Task item: Please read the records below and return each line holding the string "Type".

Items from an interface collection:
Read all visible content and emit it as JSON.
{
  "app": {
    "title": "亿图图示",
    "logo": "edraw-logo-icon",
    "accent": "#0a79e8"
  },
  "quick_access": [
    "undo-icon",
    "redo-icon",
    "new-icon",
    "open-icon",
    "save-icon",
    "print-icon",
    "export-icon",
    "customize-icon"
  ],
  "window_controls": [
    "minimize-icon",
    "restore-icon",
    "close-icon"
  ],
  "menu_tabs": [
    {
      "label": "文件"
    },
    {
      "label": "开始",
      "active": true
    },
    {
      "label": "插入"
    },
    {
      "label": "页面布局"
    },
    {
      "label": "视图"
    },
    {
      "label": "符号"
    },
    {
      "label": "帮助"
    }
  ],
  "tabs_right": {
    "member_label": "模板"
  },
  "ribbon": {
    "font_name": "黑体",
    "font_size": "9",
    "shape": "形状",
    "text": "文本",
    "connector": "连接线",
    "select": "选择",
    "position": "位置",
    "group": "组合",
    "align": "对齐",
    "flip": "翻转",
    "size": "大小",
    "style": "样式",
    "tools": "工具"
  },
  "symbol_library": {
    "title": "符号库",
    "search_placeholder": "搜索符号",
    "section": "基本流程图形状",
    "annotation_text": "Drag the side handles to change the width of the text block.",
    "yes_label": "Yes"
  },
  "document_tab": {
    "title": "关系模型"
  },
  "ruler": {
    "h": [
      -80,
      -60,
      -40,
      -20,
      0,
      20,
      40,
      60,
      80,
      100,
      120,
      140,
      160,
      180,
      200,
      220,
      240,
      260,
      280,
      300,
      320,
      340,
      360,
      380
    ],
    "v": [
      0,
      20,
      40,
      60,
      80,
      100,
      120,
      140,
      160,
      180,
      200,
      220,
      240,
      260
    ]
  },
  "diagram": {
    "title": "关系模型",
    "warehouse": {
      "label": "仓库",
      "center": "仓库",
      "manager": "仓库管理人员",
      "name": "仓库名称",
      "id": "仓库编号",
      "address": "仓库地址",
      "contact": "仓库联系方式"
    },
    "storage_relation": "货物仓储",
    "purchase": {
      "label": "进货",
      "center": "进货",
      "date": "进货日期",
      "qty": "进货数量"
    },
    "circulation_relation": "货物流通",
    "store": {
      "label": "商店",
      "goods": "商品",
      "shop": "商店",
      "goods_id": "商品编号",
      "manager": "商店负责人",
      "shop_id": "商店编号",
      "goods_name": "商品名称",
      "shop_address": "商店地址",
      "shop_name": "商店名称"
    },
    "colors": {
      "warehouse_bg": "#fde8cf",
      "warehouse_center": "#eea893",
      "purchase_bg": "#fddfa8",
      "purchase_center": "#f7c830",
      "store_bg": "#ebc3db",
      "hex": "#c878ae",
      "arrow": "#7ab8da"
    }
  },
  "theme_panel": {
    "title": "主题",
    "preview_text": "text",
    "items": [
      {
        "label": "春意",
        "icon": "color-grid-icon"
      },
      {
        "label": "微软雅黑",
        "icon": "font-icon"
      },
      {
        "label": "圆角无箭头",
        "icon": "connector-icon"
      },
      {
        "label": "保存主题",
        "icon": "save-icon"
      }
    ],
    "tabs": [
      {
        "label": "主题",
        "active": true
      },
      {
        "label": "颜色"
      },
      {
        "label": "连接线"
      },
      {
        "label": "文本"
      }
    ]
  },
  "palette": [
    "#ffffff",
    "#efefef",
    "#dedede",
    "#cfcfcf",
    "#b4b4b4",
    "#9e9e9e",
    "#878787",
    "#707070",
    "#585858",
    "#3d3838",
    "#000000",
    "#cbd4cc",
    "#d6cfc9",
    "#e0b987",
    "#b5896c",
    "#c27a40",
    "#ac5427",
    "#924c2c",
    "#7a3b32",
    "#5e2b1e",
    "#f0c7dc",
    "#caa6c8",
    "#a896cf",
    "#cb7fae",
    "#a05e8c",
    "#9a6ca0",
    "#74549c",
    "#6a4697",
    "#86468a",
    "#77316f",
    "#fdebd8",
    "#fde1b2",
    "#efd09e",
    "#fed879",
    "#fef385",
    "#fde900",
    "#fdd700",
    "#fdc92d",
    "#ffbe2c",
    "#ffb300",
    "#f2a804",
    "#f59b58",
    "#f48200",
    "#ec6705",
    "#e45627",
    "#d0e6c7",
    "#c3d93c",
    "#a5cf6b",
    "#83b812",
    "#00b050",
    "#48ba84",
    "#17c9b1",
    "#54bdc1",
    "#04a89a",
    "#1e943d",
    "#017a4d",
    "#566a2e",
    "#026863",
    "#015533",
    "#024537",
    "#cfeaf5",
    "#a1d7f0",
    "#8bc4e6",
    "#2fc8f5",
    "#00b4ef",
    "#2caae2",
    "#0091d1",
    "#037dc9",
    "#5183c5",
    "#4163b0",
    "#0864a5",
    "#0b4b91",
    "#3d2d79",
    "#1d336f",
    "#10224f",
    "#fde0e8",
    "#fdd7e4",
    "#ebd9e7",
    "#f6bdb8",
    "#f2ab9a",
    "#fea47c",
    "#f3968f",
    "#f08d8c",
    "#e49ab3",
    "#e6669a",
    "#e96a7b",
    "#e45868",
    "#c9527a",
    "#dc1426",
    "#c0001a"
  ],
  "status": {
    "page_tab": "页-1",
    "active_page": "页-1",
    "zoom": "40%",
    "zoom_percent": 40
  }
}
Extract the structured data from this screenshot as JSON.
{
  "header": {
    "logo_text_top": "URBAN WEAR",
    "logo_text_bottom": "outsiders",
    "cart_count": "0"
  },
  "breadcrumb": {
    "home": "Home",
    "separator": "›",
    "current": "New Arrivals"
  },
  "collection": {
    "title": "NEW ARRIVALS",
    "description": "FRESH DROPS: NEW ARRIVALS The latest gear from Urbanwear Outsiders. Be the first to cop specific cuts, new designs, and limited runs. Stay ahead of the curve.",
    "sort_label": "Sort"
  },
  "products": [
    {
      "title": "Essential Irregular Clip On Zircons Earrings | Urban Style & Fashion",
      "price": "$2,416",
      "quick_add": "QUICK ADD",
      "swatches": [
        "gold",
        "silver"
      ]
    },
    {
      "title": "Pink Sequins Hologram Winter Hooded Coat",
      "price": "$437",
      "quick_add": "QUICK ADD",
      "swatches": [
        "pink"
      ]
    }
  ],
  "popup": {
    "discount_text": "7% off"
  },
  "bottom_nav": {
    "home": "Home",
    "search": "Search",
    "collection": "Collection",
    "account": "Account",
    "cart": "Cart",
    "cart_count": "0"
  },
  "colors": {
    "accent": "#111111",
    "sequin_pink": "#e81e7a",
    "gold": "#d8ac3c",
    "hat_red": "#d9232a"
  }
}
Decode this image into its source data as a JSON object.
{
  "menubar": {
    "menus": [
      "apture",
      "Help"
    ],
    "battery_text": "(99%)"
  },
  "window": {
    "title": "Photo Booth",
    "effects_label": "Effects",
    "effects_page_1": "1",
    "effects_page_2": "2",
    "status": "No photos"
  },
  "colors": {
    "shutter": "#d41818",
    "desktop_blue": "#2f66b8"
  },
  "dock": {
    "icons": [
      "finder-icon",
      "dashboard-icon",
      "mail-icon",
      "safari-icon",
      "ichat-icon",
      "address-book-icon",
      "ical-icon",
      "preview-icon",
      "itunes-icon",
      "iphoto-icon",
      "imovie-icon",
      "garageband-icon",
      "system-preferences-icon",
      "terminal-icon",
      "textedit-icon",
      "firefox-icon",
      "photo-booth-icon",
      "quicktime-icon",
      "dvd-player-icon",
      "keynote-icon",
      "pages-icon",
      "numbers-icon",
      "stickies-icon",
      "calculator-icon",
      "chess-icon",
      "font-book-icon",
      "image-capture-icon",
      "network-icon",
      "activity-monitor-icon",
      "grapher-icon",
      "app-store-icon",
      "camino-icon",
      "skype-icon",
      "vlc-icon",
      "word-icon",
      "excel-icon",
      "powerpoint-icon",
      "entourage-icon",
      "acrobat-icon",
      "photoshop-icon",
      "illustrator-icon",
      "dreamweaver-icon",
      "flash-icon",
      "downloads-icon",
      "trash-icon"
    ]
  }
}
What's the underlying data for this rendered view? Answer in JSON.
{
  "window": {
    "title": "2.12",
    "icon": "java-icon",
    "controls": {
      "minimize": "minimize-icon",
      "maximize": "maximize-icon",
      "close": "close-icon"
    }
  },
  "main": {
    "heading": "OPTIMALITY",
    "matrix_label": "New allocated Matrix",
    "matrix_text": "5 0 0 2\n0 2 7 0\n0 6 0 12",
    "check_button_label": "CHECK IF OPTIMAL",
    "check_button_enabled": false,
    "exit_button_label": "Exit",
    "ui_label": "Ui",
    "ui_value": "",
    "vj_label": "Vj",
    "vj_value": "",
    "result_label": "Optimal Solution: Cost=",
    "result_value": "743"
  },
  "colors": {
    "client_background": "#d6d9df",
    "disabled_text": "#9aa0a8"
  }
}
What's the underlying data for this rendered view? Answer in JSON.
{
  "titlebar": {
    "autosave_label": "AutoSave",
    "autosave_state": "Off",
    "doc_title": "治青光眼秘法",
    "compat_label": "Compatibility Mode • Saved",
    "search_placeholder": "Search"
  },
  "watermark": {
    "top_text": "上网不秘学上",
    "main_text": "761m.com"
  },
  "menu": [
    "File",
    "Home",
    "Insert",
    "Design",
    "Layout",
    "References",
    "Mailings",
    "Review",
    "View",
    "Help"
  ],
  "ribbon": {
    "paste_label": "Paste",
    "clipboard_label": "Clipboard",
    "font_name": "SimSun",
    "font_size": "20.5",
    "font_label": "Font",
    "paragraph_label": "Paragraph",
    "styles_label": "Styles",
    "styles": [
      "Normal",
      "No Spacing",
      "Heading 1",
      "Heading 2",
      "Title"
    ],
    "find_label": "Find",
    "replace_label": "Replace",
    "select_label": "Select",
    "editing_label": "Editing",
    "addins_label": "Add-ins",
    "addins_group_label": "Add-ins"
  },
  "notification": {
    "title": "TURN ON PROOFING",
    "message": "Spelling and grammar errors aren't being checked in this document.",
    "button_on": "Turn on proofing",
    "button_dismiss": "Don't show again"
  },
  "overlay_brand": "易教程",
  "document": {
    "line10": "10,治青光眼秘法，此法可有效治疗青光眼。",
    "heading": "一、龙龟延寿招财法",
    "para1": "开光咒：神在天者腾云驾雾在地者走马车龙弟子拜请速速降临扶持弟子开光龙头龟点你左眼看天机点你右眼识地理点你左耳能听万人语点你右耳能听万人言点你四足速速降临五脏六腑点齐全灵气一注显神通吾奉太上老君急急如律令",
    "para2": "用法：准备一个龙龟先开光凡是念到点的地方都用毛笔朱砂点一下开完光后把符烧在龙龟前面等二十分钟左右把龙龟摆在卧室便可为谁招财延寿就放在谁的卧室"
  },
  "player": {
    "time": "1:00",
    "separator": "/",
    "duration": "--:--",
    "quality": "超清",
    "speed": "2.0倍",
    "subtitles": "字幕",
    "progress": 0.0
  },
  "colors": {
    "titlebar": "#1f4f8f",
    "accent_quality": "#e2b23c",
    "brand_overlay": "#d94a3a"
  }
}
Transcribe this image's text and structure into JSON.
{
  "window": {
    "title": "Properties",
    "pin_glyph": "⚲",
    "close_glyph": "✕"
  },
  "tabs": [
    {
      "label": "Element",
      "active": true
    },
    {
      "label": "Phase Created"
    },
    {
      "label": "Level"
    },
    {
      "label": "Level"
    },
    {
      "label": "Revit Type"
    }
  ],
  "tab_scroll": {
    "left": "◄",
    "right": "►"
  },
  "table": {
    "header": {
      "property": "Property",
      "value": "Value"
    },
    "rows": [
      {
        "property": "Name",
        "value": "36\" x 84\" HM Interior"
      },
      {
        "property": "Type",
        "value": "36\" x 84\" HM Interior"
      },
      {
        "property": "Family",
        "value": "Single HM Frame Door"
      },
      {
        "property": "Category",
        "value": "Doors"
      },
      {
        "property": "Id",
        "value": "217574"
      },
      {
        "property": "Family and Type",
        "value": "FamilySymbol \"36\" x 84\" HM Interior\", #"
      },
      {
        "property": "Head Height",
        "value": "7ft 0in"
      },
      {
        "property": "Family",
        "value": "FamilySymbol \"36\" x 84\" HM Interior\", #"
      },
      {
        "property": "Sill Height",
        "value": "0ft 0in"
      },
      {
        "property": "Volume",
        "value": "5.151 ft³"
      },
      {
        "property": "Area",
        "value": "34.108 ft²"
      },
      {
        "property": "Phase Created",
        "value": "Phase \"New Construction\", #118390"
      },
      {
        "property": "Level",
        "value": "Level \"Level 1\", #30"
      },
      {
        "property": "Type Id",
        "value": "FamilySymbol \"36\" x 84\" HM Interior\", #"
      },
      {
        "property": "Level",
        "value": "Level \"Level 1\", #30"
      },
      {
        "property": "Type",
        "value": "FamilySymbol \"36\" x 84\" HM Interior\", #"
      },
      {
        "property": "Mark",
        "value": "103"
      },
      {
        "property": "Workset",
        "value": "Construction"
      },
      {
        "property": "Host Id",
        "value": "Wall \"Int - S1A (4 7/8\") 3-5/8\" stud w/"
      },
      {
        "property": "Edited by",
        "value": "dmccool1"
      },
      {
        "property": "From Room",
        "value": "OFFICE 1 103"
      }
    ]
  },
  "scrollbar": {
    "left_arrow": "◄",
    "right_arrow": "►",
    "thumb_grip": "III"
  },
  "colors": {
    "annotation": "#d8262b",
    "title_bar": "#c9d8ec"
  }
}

Result for this task:
      "label": "Revit Type"
        "property": "Type",
        "property": "Family and Type",
        "property": "Type Id",
        "property": "Type",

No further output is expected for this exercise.